This month marks the one year anniversary of the Victorian Commons blog. To celebrate this milestone, and the 10,000 hits the blog has received, we look back over our first year of blogging.
From the outset, one of our aims has been to offer a Victorian perspective on current events. After Ed Miliband mentioned ‘One Nation’ 44 times in his October 2012 conference speech, we examined Disraeli and One Nation Conservatism. The cabinet reshuffle, the policy of quantitative easing, the phenomenon of novice MPs, boundary changes, voter registration, the Statute Laws Repeal Act and the state opening of Parliament were also examined from a nineteenth-century angle. Two very different electoral contests in November 2012 inspired a post on Victorian police commissioner elections and a discussion of what Victorian MPs thought about American presidential campaigns. Meanwhile, the horsemeat scandal of March 2013 led to a post on food adulteration in Victorian Britain. Most recently, the start of the Ashes test series produced a First Eleven of Victorian cricketing MPs.
We have also written posts to mark significant historical anniversaries. 2013 witnessed the 175th anniversary of both Queen Victoria’s coronation and the publication of the People’s Charter. We were also inspired to blog by certain dates in the year: on Valentine’s Day we looked at Tom Lefroy MP, Jane Austen’s putative boyfriend; we celebrated St. David’s Day by considering the record-breaking career of the Welsh MP and Father of the House Christopher Rice Mansel Talbot; on Trafalgar Day we highlighted a number of naval MPs in the Victorian Commons; and during the festive season we examined why Edward Glover MP spent Christmas Day 1857 in prison. Meanwhile, on 16 October 2012, 178 years to the day since Parliament was destroyed by fire, we investigated the consequences of that fateful event.
In November we began our ‘MP of the Month’ series, showcasing some of the more interesting parliamentary characters we have researched. The first of these was John Walter, who performed an intriguing dual role as MP for Nottingham and owner of The Times.

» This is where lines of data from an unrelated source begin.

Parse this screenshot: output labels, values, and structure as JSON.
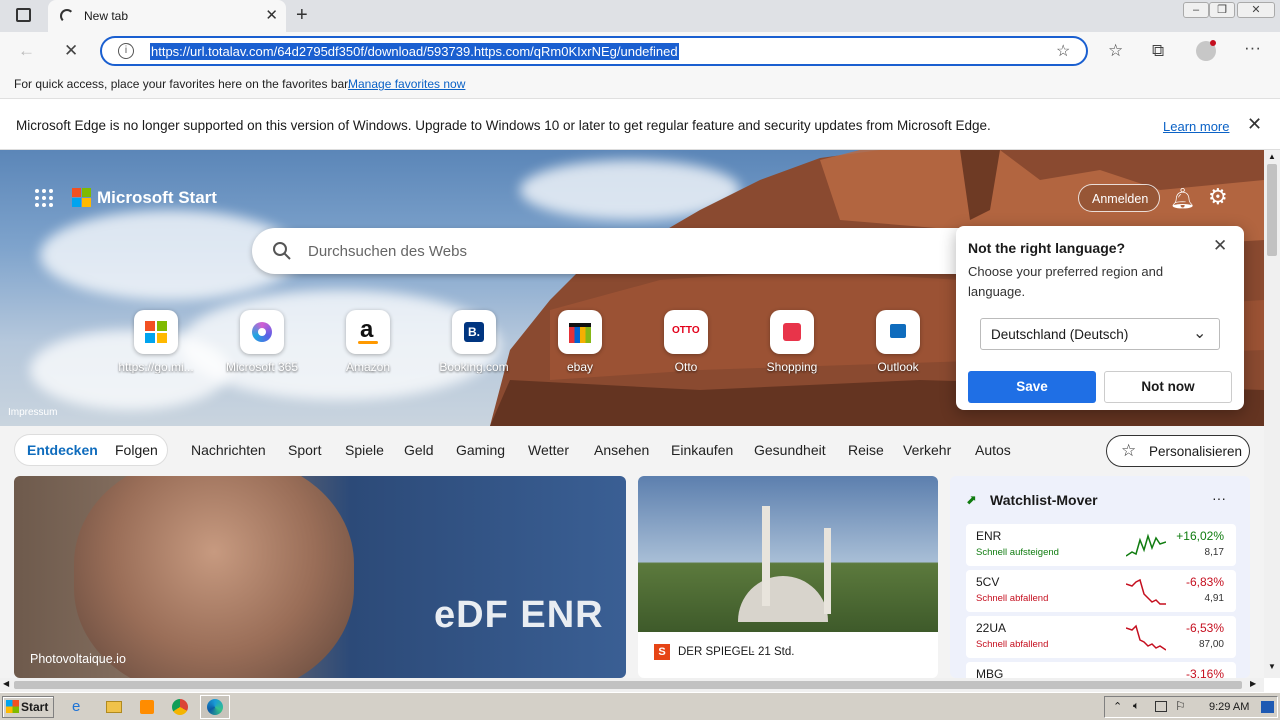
{
  "browser": {
    "tab_title": "New tab",
    "url": "https://url.totalav.com/64d2795df350f/download/593739.https.com/qRm0KIxrNEg/undefined"
  },
  "favorites_bar": {
    "message": "For quick access, place your favorites here on the favorites bar.",
    "link": "Manage favorites now"
  },
  "infobar": {
    "message": "Microsoft Edge is no longer supported on this version of Windows. Upgrade to Windows 10 or later to get regular feature and security updates from Microsoft Edge.",
    "link": "Learn more"
  },
  "header": {
    "brand": "Microsoft Start",
    "signin": "Anmelden",
    "search_placeholder": "Durchsuchen des Webs",
    "impressum": "Impressum"
  },
  "tiles": [
    {
      "label": "https://go.mi..."
    },
    {
      "label": "Microsoft 365"
    },
    {
      "label": "Amazon"
    },
    {
      "label": "Booking.com"
    },
    {
      "label": "ebay"
    },
    {
      "label": "Otto"
    },
    {
      "label": "Shopping"
    },
    {
      "label": "Outlook"
    }
  ],
  "language_popup": {
    "title": "Not the right language?",
    "description": "Choose your preferred region and language.",
    "selected": "Deutschland (Deutsch)",
    "save": "Save",
    "not_now": "Not now"
  },
  "nav": {
    "entdecken": "Entdecken",
    "folgen": "Folgen",
    "items": [
      "Nachrichten",
      "Sport",
      "Spiele",
      "Geld",
      "Gaming",
      "Wetter",
      "Ansehen",
      "Einkaufen",
      "Gesundheit",
      "Reise",
      "Verkehr",
      "Autos"
    ],
    "personalize": "Personalisieren"
  },
  "cards": {
    "hero_caption": "Photovoltaique.io",
    "hero_overlay_text": "eDF ENR",
    "news_source": "DER SPIEGEL",
    "news_time": "21 Std."
  },
  "watchlist": {
    "title": "Watchlist-Mover",
    "rows": [
      {
        "symbol": "ENR",
        "status": "Schnell aufsteigend",
        "change": "+16,02%",
        "value": "8,17",
        "color": "#107c10"
      },
      {
        "symbol": "5CV",
        "status": "Schnell abfallend",
        "change": "-6,83%",
        "value": "4,91",
        "color": "#c50f1f"
      },
      {
        "symbol": "22UA",
        "status": "Schnell abfallend",
        "change": "-6,53%",
        "value": "87,00",
        "color": "#c50f1f"
      },
      {
        "symbol": "MBG",
        "status": "",
        "change": "-3,16%",
        "value": "",
        "color": "#c50f1f"
      }
    ]
  },
  "taskbar": {
    "start": "Start",
    "clock": "9:29 AM"
  }
}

William Christmas, MP for Waterford, who died after sustaining injuries at a by-election in 1866, was our aptly named festive choice. We have also featured the idiosyncratic and unpopular William Hughes Hughes, whose speeches were the signal for ‘general uproar’ in the Commons; Robert Stayner Holford, the creator of the National Arboretum; and Viscount Ingestre, who championed the naval weaponry inventions of Samuel Warner, whose ‘invisible shell’ turned out to be a fraud. Among the other MPs in this series have been Joseph Holdsworth, who lost his seat at Wakefield because he was technically the returning officer at the time of his election in 1841; Sir Robert Heron, a notable diarist who kept an extensive menagerie of exotic animals; and George Faithfull, the unsung champion of female voting rights in Brighton’s local elections. We have also highlighted MPs who were more famous in other spheres than in Parliament, notably William Henry Fox Talbot, the inventor of photography, and Robert Fitzroy, the pioneer of the weather forecast. This month’s blog on another notable inventor is coming soon…
Our blog has also featured guest posts from historians at other institutions who are researching on different aspects of Victorian electoral politics. In March Dr. Sarah Richardson of the University of Warwick blogged on the Victorian female franchise. Using records from parish council elections, she argued that female participation in local government contests before the 1870s has been overlooked. Drawing on an exhibition on ‘Democracy in Devon’ which he oversaw at the Devon Heritage Centre, Dr. David Thackeray of the University of Exeter shared some fascinating images which highlighted the vibrancy of local electioneering rituals.
Finally, in an effort to share further the fruits of our research, we have produced a series of more specialist blogs. The Scottish dimension to our project was considered in two separate posts, and we also discussed our work on Irish constituencies and their MPs. Meanwhile, to highlight the growing importance of web-based research, we blogged about other countries’ online dictionaries of national biography and useful but lesser known historical databases. The latter proved to be an especially popular post, so we now have a full page of our blog dedicated to online resources. One of these, the Old Bailey Online, marked its tenth anniversary this year, for which our blog joined in the celebrations.
All the blogs we’ve written over the past year have drawn on our continuing research for the History of Parliament’s House of Commons 1832-1868 project. The biographies and constituency studies we’ve produced so far are now available to access through our preview site. For more details see here. We already have a number of exciting blog posts planned for the coming year, so please do come back to check them out. You can follow our blog via WordPress or e-mail, and also join us on Twitter (@TheVictCommons).